[[ Provided material, beginning ]]

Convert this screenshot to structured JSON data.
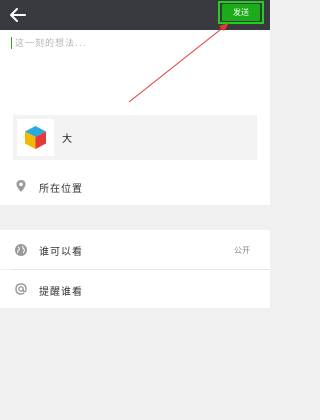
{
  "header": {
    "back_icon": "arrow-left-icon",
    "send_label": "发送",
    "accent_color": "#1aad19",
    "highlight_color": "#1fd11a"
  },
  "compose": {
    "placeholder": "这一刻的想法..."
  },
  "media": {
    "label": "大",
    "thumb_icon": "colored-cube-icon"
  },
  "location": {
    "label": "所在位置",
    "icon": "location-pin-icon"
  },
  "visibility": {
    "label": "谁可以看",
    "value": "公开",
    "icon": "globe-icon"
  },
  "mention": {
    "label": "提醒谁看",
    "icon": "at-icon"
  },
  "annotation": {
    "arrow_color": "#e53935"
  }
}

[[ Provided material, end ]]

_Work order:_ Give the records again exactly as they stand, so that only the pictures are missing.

_Final answer:_
Convert this screenshot to structured JSON data.
{
  "header": {
    "back_icon": "arrow-left-icon",
    "send_label": "发送",
    "accent_color": "#1aad19",
    "highlight_color": "#1fd11a"
  },
  "compose": {
    "placeholder": "这一刻的想法..."
  },
  "media": {
    "label": "大",
    "thumb_icon": "colored-cube-icon"
  },
  "location": {
    "label": "所在位置",
    "icon": "location-pin-icon"
  },
  "visibility": {
    "label": "谁可以看",
    "value": "公开",
    "icon": "globe-icon"
  },
  "mention": {
    "label": "提醒谁看",
    "icon": "at-icon"
  },
  "annotation": {
    "arrow_color": "#e53935"
  }
}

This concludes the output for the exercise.